uint32_t mtb_me_toggle The ID of the most recent meta page in the database. This is recorded here only for convenience; the value can always be determined by reading the main database meta pages.
pthread_mutex_t mtb_mutex Mutex protecting access to this table. This is the reader lock that LOCK_MUTEX_R acquires.
unsigned mtb_numreaders The number of slots that have been used in the reader table. This always records the maximum count, it is not decremented when readers release their slots.
txnid_t mtb_txnid The ID of the last transaction committed to the database. This is recorded here only for convenience; the value can always be determined by reading the main database meta pages.
uint32_t mtb_version Version number of this lock file. Must be set to MDB_VERSION.
struct MDB_txninfo

The actual reader table definition.

Definition at line 531 of file mdb.c.

Collaboration diagram for MDB_txninfo:
Class Members
union MDB_txninfo mt1
union MDB_txninfo mt2
MDB_reader mti_readers
union MDB_txninfo.mt1

Definition at line 532 of file mdb.c.

Class Members
MDB_txbody mtb
char pad
union MDB_txninfo.mt2

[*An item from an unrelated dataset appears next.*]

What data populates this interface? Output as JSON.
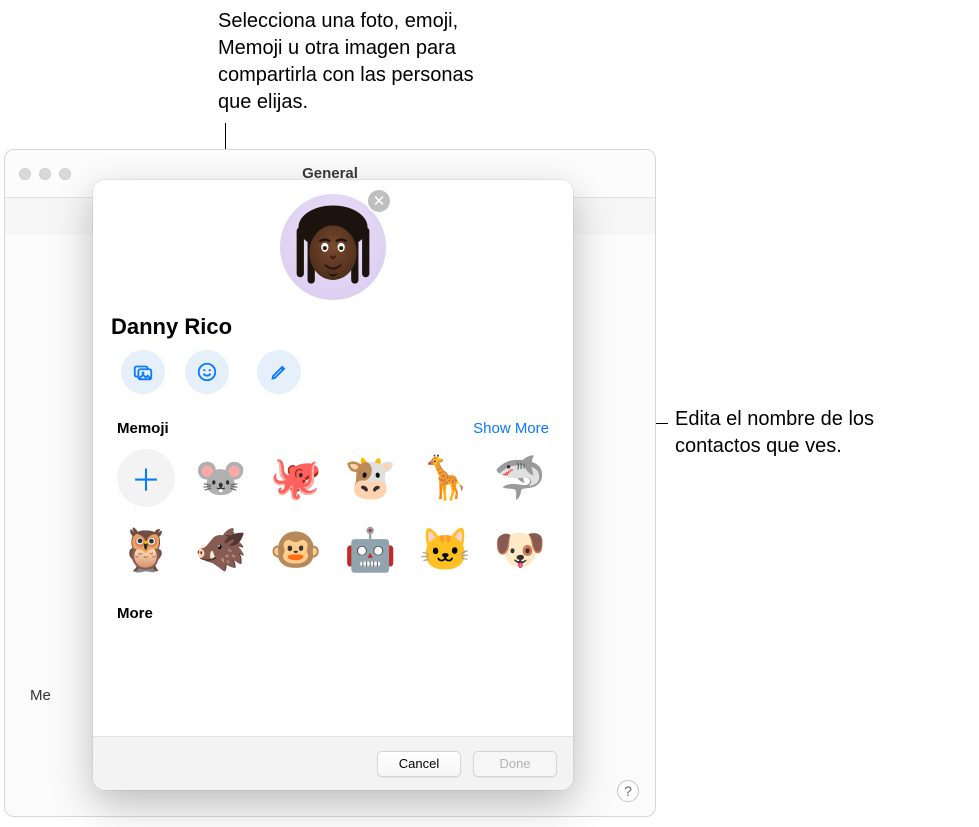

Definition at line 543 of file mdb.c.

Class Members
pthread_mutex_t mt2_wmutex
char pad

Define Documentation

#define CACHELINE   64

The size of a CPU cache line in bytes.

We want our lock structures aligned to this size to avoid false cache line sharing in the lock table. This value works for most CPUs. For Itanium this should be 128.

Definition at line 446 of file mdb.c.

#define DEFAULT_READERS   126

Number of slots in the reader table.

This value was chosen somewhat arbitrarily. 126 readers plus a couple mutexes fit exactly into 8KB on my development machine. Applications should set the table size using mdb_env_set_maxreaders().

Definition at line 438 of file mdb.c.


Typedef Documentation

typedef struct MDB_reader MDB_reader

The actual reader record, with cacheline padding.

typedef struct MDB_rxbody MDB_rxbody

The information we store in a single slot of the reader table.

In addition to a transaction ID, we also record the process and thread ID that owns a slot, so that we can detect stale information, e.g. threads or processes that went away without cleaning up.

Note:
We currently don't check for stale records. We simply re-init the table when we know that we're the only process opening the lock file.
typedef struct MDB_txbody MDB_txbody

The header for the reader table.

The table resides in a memory-mapped file. (This is a different file than is used for the main database.)

For POSIX the actual mutexes reside in the shared memory of this mapped file. On Windows, mutexes are named objects allocated by the kernel; we store the mutex names in this mapped file so that other processes can grab them. This same approach is also used on MacOSX/Darwin (using named semaphores) since MacOSX doesn't support process-shared POSIX mutexes. For these cases where a named object is used, the object name is derived from a 64 bit FNV hash of the environment pathname. As such, naming collisions are extremely unlikely. If a collision occurs, the results are unpredictable.

typedef struct MDB_txninfo MDB_txninfo

The actual reader table definition.